Amid struggling to fit in and pay attention in school due to her ADHD, this heartfelt mid-level novel follows Emilia as she tries to reconnect with her father after returning from deployment. With everything seemingly against her, she’s never needed her father so much, but it seems that he locked himself in the family car shop when he instead devoted himself to fixing an old car. But as Emilia takes a look at him each day, he slowly begins to show her the job he does and allow her to help.
Day before, Act your age, Eve Brown by Talia Hibbert
During my research for this article, it became clear that the novel genre is an unrecognized power in the neurodiverse representation space, and this series is a prime example of that. Talia has a reputation for being a hot mess, and she continues to strengthen it with new disasters. At the start of the novel, she gave up. At least until she becomes determined to help B&B owner Jacob, who has broken his arm but certainly doesn’t want help. Their opposing natures instantly put them at odds, but Eve’s natural charisma and charm just might win him over again.
Due to a clutch scene, this even prompted some readers to seek their own diagnoses. Hibbert herself is a neurodiverse, and ideas from her experiences with autism are also evident on the page, along with ideas from ADHD friends.
4 characters with ADHD symptoms
Scott, Scott Pilgrim’s precious little life by Bryan O’Malley
Scott has a major case of existential boredom at the start of the series. Prone to unbridled imagination and extravagant sidebars, he just doesn’t seem to know what to do with his life, or even keep a job. But then he is swept away by Ramona Flowers, and to win her he has to fight his Seven Evil Exes. Fortunately, a life of video games prepared him perfectly for this precise moment. Scott’s tendency to forget things, to lose things, to lose sight of what he is doing entirely, and to let himself be drawn into deep fits of the imagination – all of this makes an excellent portrait of ADHD.
Jeanne, Dread nation by Justina Ireland
In this dark historical fantasy, the civil war has turned into a war against the dead, and the zombie fight continues as the country attempts to rebuild itself. As a student at the Baltimore School of Combat, Jane McKeene is both a high-level soldier against the living dead and a constant source of trouble for Miss Preston, who runs the school. Rebellious, impulsive, impatient and spirited as they come, it’s easy to justify Jane’s ADHD diagnosis.
Myriam, Blackbirds by Chuck Wendig
At the start of this gritty series, Miriam Black isolated herself and made do with her ability to see exactly when a person was going to die – she long ago gave up being able to change what she sees.

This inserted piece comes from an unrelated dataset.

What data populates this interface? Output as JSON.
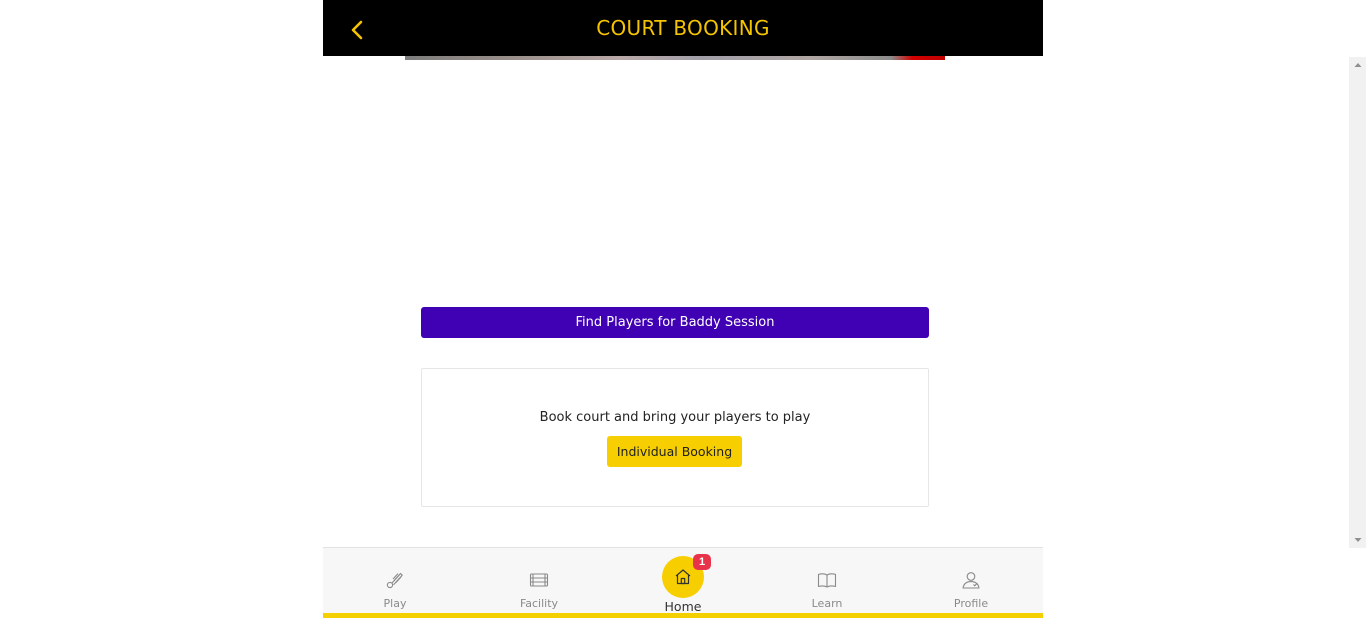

Miriam was a particularly fun protagonist for me because she’s so naturally chaotic and insanely impulsive with a clearly addictive personality, but she’s also intuitive and a natural solution to improvisation problems. Living with ADHD, it all ringed true on a deep level.
Ayoola, My sister, the serial killer by Oyinkan Braithwaite
In this dark tale of sibling rivalry, protagonist Korede and her sister Ayoola are completely at odds. Korede is cautious, cautious and calculating in the way she manages her life, conscientiously carrying out her job as a nurse and keeping her distance from the doctor she longs for. Meanwhile, Korede is fearless and impulsive, and finds herself in one sticky spot after another as she casually confronts one ill-chosen lover after another, only to find herself killing them – in self-defense, of course. Ayoola may not be the brightest portrayal of ADHD, but her myopia, impulsiveness, and even charisma are all traits strongly associated with learning disability.
When ADHD is portrayed in fictional characters, it’s good for everyone. Those of us with ADHD get the validation to be seen – as well as the relief that we too can be a protagonist in our lives! Neurotypical readers gain an understanding of the ways ADHD can manifest itself in very different ways and move beyond stereotypes to see the value of other brain types functioning.
With more representation, we can build a better understanding so that we can celebrate the gifts that come with ADHD not only during ADHD Awareness Month, but throughout the year. Taking one of these books is a great place to start.